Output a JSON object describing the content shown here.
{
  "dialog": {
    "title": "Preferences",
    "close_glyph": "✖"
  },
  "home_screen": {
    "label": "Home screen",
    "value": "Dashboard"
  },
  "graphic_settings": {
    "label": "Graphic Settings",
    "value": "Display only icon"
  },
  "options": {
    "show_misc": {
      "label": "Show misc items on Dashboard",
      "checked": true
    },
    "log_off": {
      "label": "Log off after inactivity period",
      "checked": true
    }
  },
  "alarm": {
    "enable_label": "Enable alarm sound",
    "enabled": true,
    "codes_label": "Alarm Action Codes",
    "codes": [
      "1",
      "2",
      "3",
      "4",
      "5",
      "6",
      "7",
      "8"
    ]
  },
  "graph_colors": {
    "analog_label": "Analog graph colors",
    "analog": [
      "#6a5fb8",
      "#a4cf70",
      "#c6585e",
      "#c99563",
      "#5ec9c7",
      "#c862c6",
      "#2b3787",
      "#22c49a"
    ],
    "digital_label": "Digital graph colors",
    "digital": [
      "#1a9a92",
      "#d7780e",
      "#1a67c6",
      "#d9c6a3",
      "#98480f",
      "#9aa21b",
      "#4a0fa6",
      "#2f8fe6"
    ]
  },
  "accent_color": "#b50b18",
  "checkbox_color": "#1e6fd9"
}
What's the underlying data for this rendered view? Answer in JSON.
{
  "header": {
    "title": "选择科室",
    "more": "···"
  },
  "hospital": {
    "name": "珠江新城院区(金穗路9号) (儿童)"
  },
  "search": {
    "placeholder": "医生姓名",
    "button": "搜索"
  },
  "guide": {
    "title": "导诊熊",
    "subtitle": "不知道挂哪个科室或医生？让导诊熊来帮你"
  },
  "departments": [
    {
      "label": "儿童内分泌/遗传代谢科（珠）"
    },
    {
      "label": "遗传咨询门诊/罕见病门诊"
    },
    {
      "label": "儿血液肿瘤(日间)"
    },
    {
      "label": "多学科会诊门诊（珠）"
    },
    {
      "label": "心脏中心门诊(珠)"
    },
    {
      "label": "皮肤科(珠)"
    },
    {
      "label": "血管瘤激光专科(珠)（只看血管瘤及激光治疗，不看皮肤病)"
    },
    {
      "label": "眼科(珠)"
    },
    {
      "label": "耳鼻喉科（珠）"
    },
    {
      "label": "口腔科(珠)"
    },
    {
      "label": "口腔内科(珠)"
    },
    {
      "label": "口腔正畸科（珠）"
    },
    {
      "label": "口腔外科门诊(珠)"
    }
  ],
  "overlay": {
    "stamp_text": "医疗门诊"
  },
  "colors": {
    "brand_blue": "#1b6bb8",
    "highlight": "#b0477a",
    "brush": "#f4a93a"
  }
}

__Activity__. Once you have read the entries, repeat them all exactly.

__Finished task__.
Output a JSON object describing the content shown here.
{
  "dialog": {
    "title": "Preferences",
    "close_glyph": "✖"
  },
  "home_screen": {
    "label": "Home screen",
    "value": "Dashboard"
  },
  "graphic_settings": {
    "label": "Graphic Settings",
    "value": "Display only icon"
  },
  "options": {
    "show_misc": {
      "label": "Show misc items on Dashboard",
      "checked": true
    },
    "log_off": {
      "label": "Log off after inactivity period",
      "checked": true
    }
  },
  "alarm": {
    "enable_label": "Enable alarm sound",
    "enabled": true,
    "codes_label": "Alarm Action Codes",
    "codes": [
      "1",
      "2",
      "3",
      "4",
      "5",
      "6",
      "7",
      "8"
    ]
  },
  "graph_colors": {
    "analog_label": "Analog graph colors",
    "analog": [
      "#6a5fb8",
      "#a4cf70",
      "#c6585e",
      "#c99563",
      "#5ec9c7",
      "#c862c6",
      "#2b3787",
      "#22c49a"
    ],
    "digital_label": "Digital graph colors",
    "digital": [
      "#1a9a92",
      "#d7780e",
      "#1a67c6",
      "#d9c6a3",
      "#98480f",
      "#9aa21b",
      "#4a0fa6",
      "#2f8fe6"
    ]
  },
  "accent_color": "#b50b18",
  "checkbox_color": "#1e6fd9"
}
What's the underlying data for this rendered view? Answer in JSON.
{
  "header": {
    "title": "选择科室",
    "more": "···"
  },
  "hospital": {
    "name": "珠江新城院区(金穗路9号) (儿童)"
  },
  "search": {
    "placeholder": "医生姓名",
    "button": "搜索"
  },
  "guide": {
    "title": "导诊熊",
    "subtitle": "不知道挂哪个科室或医生？让导诊熊来帮你"
  },
  "departments": [
    {
      "label": "儿童内分泌/遗传代谢科（珠）"
    },
    {
      "label": "遗传咨询门诊/罕见病门诊"
    },
    {
      "label": "儿血液肿瘤(日间)"
    },
    {
      "label": "多学科会诊门诊（珠）"
    },
    {
      "label": "心脏中心门诊(珠)"
    },
    {
      "label": "皮肤科(珠)"
    },
    {
      "label": "血管瘤激光专科(珠)（只看血管瘤及激光治疗，不看皮肤病)"
    },
    {
      "label": "眼科(珠)"
    },
    {
      "label": "耳鼻喉科（珠）"
    },
    {
      "label": "口腔科(珠)"
    },
    {
      "label": "口腔内科(珠)"
    },
    {
      "label": "口腔正畸科（珠）"
    },
    {
      "label": "口腔外科门诊(珠)"
    }
  ],
  "overlay": {
    "stamp_text": "医疗门诊"
  },
  "colors": {
    "brand_blue": "#1b6bb8",
    "highlight": "#b0477a",
    "brush": "#f4a93a"
  }
}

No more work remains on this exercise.